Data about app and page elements
================

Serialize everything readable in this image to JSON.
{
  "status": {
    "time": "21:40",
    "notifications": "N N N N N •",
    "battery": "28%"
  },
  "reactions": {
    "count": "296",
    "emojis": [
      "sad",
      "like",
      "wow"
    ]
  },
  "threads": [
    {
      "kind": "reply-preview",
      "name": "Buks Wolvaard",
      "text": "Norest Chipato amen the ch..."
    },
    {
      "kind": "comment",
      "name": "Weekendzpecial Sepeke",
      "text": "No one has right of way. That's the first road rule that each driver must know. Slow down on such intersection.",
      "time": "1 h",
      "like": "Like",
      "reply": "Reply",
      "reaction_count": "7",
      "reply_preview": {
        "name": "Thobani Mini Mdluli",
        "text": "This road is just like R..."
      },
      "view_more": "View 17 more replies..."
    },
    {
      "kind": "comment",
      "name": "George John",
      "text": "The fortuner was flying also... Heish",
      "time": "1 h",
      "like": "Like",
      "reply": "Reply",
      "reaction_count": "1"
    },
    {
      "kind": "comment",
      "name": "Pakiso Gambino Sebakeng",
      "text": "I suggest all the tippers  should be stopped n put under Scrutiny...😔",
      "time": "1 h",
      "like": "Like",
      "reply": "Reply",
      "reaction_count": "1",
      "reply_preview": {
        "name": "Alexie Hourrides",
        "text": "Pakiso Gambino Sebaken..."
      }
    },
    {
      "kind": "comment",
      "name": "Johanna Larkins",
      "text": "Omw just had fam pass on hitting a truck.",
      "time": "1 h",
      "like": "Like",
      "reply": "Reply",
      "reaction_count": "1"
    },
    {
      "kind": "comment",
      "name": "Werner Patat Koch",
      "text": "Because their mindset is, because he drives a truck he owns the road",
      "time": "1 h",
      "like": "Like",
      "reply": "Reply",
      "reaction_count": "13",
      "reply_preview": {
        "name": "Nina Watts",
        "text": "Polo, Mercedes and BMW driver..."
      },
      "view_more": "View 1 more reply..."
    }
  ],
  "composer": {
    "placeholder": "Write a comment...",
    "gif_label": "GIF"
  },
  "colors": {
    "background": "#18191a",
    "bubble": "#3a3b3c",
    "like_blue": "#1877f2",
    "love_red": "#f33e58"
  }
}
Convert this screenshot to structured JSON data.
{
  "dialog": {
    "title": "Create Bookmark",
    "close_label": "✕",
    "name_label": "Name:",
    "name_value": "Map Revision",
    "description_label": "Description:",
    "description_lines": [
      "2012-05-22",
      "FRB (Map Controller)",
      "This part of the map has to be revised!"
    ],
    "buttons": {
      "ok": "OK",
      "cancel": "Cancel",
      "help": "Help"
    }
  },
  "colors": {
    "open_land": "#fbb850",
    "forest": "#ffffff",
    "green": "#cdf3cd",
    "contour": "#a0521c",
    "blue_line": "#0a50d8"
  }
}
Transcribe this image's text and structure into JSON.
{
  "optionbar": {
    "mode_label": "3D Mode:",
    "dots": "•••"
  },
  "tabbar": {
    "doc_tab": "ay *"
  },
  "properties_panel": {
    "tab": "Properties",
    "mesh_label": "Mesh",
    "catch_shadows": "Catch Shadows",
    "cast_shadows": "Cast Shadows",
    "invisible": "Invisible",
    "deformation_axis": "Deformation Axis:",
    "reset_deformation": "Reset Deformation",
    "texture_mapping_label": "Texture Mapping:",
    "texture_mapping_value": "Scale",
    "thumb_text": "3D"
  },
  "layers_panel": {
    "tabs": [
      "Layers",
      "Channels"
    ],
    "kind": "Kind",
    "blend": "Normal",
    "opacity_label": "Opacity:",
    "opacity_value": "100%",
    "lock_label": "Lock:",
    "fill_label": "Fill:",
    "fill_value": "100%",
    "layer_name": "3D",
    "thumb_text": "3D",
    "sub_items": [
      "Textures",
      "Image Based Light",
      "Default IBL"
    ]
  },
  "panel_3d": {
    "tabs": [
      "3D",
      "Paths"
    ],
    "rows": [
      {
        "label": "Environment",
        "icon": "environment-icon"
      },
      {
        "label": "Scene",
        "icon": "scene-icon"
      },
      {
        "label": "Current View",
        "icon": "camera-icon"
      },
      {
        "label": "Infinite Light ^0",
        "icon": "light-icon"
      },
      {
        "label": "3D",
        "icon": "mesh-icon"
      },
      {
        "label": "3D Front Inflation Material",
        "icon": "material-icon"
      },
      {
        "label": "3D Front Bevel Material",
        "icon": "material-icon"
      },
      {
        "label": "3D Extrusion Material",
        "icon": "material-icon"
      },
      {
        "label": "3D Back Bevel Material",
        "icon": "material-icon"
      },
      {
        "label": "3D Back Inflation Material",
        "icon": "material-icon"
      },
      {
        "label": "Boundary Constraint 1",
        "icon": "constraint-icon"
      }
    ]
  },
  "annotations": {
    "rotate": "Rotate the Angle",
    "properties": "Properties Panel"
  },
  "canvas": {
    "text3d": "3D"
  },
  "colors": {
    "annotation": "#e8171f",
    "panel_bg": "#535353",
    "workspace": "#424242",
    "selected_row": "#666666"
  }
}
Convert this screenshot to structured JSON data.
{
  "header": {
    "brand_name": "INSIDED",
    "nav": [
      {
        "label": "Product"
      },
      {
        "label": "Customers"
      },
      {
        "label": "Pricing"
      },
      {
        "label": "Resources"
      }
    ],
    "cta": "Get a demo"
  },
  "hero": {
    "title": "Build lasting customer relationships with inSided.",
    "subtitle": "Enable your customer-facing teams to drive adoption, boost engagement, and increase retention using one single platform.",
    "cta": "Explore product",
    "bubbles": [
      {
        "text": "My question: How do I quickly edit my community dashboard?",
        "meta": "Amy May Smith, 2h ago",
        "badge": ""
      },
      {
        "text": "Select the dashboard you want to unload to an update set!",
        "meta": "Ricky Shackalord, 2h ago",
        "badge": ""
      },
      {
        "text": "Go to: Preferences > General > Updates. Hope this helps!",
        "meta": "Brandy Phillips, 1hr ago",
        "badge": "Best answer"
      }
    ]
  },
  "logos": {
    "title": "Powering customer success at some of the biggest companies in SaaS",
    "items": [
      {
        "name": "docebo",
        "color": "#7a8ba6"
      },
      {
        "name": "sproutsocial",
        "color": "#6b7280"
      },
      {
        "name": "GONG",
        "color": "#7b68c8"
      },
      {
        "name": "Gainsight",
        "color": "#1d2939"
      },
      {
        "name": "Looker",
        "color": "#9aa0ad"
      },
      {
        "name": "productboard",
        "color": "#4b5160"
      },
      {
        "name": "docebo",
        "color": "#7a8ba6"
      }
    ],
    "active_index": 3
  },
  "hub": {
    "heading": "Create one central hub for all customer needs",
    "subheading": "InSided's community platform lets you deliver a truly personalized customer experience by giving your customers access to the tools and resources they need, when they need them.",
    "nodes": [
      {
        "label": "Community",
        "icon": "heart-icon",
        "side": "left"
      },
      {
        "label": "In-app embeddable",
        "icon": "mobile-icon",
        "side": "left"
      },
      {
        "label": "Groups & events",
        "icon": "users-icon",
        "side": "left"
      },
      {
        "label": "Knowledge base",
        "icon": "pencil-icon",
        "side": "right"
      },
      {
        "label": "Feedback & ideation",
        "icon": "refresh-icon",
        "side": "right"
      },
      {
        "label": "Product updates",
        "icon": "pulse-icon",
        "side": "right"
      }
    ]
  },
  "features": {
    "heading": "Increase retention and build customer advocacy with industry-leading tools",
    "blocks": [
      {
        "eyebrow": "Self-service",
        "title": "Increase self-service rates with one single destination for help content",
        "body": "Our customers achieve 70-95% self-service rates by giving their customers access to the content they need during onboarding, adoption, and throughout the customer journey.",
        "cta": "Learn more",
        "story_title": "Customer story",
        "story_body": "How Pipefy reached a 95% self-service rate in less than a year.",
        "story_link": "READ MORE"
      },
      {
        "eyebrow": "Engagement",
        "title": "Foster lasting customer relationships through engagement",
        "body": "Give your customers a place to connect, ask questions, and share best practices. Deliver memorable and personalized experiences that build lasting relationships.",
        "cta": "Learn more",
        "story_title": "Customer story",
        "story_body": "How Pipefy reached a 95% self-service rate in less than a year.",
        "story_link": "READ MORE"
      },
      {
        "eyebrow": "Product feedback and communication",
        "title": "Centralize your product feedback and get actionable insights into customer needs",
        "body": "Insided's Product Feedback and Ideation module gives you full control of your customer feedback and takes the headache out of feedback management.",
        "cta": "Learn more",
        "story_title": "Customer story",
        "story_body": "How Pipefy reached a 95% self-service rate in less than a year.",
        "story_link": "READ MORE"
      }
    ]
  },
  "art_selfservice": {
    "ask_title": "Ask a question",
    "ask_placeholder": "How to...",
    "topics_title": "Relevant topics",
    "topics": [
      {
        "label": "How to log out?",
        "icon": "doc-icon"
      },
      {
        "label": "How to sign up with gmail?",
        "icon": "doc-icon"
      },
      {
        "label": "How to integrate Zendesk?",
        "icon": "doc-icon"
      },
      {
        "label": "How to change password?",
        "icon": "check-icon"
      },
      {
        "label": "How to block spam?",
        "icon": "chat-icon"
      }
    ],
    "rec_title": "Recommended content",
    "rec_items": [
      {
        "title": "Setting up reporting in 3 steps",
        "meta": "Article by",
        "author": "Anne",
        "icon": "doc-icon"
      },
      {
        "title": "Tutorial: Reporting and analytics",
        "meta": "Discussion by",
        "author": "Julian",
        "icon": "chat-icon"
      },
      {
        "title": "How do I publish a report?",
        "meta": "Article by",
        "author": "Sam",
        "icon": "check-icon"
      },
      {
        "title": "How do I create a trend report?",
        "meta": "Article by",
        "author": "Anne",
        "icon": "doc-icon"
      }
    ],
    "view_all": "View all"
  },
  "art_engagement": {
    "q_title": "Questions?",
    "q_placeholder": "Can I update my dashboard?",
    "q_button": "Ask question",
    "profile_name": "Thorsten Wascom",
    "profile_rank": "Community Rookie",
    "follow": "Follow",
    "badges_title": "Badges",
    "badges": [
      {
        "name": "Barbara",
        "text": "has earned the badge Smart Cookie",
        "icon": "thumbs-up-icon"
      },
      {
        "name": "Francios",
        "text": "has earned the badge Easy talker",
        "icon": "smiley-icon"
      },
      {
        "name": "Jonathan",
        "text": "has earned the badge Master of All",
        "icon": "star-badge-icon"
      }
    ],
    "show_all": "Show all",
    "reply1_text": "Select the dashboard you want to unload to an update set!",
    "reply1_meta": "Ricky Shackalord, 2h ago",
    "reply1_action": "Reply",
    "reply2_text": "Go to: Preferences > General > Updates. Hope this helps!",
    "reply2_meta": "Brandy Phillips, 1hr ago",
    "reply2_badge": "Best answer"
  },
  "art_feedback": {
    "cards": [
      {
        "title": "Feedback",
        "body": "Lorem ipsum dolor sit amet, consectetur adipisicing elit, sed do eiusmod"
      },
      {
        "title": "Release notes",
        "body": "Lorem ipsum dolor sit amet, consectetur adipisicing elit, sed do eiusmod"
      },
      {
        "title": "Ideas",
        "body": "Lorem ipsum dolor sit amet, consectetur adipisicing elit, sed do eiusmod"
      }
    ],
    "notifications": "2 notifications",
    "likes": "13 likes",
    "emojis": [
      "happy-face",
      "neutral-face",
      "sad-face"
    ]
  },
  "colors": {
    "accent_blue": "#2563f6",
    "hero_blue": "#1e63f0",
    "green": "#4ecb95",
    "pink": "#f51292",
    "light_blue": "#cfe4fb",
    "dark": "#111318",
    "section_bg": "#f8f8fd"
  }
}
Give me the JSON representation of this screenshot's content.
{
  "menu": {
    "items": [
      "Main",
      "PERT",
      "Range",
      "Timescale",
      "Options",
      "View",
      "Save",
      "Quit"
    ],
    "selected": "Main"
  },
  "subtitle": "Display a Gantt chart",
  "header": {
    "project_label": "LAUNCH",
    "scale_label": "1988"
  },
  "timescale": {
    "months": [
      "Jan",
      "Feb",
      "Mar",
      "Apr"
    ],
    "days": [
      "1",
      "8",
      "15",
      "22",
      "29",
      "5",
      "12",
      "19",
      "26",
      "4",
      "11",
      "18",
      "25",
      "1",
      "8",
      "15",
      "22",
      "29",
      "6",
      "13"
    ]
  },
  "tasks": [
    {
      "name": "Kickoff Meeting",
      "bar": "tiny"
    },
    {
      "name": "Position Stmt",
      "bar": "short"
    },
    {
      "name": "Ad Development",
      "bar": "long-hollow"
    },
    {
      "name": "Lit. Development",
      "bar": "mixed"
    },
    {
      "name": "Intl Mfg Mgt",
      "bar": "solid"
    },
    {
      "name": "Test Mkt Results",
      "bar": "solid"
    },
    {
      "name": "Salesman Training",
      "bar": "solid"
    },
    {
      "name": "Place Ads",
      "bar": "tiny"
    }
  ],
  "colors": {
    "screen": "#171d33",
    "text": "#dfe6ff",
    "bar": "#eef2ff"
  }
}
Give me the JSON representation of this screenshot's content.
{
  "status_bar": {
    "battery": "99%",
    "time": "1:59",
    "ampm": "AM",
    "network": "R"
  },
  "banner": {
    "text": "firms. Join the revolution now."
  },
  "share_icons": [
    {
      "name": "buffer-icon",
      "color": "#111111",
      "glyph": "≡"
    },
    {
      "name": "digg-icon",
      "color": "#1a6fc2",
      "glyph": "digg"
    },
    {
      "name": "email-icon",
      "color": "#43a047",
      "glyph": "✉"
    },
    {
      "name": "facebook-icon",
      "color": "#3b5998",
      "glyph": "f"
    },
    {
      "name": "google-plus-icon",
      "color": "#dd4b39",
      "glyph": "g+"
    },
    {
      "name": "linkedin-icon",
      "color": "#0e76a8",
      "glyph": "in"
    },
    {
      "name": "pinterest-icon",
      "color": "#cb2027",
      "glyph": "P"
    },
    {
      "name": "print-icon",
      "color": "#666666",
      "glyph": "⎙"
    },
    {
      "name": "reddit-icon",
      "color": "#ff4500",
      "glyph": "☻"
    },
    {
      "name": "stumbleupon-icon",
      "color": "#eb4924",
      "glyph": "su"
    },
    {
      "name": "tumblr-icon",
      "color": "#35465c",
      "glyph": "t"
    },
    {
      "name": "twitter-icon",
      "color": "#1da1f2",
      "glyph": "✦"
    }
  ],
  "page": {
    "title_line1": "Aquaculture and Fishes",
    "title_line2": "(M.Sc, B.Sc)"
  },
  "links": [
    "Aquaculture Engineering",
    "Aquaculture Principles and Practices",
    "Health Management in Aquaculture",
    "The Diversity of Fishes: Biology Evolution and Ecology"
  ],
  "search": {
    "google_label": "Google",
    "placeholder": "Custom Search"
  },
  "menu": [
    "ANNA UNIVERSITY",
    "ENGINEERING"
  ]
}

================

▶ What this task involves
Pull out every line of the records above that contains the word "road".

▶ Result for this exercise
      "text": "No one has right of way. That's the first road rule that each driver must know. Slow down on such intersection.",
        "text": "This road is just like R..."
      "text": "Because their mindset is, because he drives a truck he owns the road",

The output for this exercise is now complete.